What the task requires:
"Enumerate this screenshot's" appears in one line of the records below. Output that line and each one after it, exactly, through the last line.

The input:
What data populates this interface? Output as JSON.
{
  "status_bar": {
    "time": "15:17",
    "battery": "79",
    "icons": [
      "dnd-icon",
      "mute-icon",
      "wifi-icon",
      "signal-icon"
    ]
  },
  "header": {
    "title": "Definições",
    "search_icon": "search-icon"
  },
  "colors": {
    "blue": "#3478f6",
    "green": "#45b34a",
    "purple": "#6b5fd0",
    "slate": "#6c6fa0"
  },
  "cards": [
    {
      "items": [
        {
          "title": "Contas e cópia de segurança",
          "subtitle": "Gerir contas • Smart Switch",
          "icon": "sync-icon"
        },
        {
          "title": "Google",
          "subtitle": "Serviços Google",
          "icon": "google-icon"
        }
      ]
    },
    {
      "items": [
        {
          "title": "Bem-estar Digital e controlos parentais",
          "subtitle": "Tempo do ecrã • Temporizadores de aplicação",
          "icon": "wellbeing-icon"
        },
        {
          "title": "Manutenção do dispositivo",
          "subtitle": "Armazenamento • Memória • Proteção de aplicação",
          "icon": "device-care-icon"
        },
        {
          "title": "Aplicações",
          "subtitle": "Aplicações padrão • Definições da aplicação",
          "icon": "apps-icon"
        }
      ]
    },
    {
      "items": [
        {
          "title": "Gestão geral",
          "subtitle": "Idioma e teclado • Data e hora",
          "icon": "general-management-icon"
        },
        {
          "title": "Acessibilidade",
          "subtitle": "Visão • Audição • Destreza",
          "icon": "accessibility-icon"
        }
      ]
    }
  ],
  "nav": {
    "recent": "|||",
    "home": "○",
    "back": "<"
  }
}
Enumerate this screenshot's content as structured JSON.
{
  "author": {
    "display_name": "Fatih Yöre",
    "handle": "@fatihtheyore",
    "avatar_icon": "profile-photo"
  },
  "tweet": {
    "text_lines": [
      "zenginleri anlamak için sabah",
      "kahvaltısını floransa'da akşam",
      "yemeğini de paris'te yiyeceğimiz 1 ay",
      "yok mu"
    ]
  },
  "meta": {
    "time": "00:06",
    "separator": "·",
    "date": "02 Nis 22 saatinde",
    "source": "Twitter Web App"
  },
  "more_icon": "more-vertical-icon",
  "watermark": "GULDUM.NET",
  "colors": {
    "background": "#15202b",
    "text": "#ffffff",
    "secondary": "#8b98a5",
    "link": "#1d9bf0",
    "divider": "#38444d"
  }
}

Solution:
Enumerate this screenshot's content as structured JSON.
{
  "author": {
    "display_name": "Fatih Yöre",
    "handle": "@fatihtheyore",
    "avatar_icon": "profile-photo"
  },
  "tweet": {
    "text_lines": [
      "zenginleri anlamak için sabah",
      "kahvaltısını floransa'da akşam",
      "yemeğini de paris'te yiyeceğimiz 1 ay",
      "yok mu"
    ]
  },
  "meta": {
    "time": "00:06",
    "separator": "·",
    "date": "02 Nis 22 saatinde",
    "source": "Twitter Web App"
  },
  "more_icon": "more-vertical-icon",
  "watermark": "GULDUM.NET",
  "colors": {
    "background": "#15202b",
    "text": "#ffffff",
    "secondary": "#8b98a5",
    "link": "#1d9bf0",
    "divider": "#38444d"
  }
}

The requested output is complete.